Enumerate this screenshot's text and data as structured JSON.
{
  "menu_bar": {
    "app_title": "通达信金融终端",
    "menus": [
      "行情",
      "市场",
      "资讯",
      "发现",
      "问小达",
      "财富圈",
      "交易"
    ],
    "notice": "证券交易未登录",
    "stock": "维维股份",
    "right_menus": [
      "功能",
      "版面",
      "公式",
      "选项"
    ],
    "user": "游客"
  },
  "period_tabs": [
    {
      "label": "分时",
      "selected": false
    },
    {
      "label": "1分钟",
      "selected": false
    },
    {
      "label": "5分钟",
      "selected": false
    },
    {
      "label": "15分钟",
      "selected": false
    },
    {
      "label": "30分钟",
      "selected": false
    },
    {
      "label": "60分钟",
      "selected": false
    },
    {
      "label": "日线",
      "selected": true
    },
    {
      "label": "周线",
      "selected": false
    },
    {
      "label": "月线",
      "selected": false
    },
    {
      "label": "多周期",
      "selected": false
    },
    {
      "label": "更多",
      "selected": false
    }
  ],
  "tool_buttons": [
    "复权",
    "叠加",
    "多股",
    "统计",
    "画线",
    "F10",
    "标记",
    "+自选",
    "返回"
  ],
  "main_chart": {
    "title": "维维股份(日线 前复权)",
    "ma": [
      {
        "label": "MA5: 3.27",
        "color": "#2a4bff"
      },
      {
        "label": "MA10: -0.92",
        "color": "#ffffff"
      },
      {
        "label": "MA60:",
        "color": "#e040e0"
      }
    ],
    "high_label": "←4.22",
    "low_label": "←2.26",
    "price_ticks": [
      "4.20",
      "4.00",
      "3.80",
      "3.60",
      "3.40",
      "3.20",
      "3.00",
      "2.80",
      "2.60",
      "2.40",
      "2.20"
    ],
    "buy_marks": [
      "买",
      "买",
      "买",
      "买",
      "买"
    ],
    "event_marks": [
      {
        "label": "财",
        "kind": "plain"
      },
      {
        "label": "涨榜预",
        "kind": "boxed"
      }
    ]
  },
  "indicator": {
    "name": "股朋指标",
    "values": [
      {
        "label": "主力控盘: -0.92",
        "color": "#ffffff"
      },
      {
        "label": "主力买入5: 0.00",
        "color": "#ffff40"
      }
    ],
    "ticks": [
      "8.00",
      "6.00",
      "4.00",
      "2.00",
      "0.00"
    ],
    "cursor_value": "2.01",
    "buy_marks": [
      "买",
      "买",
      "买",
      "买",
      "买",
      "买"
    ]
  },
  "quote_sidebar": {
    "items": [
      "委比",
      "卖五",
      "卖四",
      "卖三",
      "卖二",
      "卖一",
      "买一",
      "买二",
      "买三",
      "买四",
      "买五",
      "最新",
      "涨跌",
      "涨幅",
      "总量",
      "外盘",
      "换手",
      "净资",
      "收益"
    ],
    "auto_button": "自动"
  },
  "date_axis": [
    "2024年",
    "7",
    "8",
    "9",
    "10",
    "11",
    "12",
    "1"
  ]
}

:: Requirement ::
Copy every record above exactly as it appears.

:: Answer to this task ::
Enumerate this screenshot's text and data as structured JSON.
{
  "menu_bar": {
    "app_title": "通达信金融终端",
    "menus": [
      "行情",
      "市场",
      "资讯",
      "发现",
      "问小达",
      "财富圈",
      "交易"
    ],
    "notice": "证券交易未登录",
    "stock": "维维股份",
    "right_menus": [
      "功能",
      "版面",
      "公式",
      "选项"
    ],
    "user": "游客"
  },
  "period_tabs": [
    {
      "label": "分时",
      "selected": false
    },
    {
      "label": "1分钟",
      "selected": false
    },
    {
      "label": "5分钟",
      "selected": false
    },
    {
      "label": "15分钟",
      "selected": false
    },
    {
      "label": "30分钟",
      "selected": false
    },
    {
      "label": "60分钟",
      "selected": false
    },
    {
      "label": "日线",
      "selected": true
    },
    {
      "label": "周线",
      "selected": false
    },
    {
      "label": "月线",
      "selected": false
    },
    {
      "label": "多周期",
      "selected": false
    },
    {
      "label": "更多",
      "selected": false
    }
  ],
  "tool_buttons": [
    "复权",
    "叠加",
    "多股",
    "统计",
    "画线",
    "F10",
    "标记",
    "+自选",
    "返回"
  ],
  "main_chart": {
    "title": "维维股份(日线 前复权)",
    "ma": [
      {
        "label": "MA5: 3.27",
        "color": "#2a4bff"
      },
      {
        "label": "MA10: -0.92",
        "color": "#ffffff"
      },
      {
        "label": "MA60:",
        "color": "#e040e0"
      }
    ],
    "high_label": "←4.22",
    "low_label": "←2.26",
    "price_ticks": [
      "4.20",
      "4.00",
      "3.80",
      "3.60",
      "3.40",
      "3.20",
      "3.00",
      "2.80",
      "2.60",
      "2.40",
      "2.20"
    ],
    "buy_marks": [
      "买",
      "买",
      "买",
      "买",
      "买"
    ],
    "event_marks": [
      {
        "label": "财",
        "kind": "plain"
      },
      {
        "label": "涨榜预",
        "kind": "boxed"
      }
    ]
  },
  "indicator": {
    "name": "股朋指标",
    "values": [
      {
        "label": "主力控盘: -0.92",
        "color": "#ffffff"
      },
      {
        "label": "主力买入5: 0.00",
        "color": "#ffff40"
      }
    ],
    "ticks": [
      "8.00",
      "6.00",
      "4.00",
      "2.00",
      "0.00"
    ],
    "cursor_value": "2.01",
    "buy_marks": [
      "买",
      "买",
      "买",
      "买",
      "买",
      "买"
    ]
  },
  "quote_sidebar": {
    "items": [
      "委比",
      "卖五",
      "卖四",
      "卖三",
      "卖二",
      "卖一",
      "买一",
      "买二",
      "买三",
      "买四",
      "买五",
      "最新",
      "涨跌",
      "涨幅",
      "总量",
      "外盘",
      "换手",
      "净资",
      "收益"
    ],
    "auto_button": "自动"
  },
  "date_axis": [
    "2024年",
    "7",
    "8",
    "9",
    "10",
    "11",
    "12",
    "1"
  ]
}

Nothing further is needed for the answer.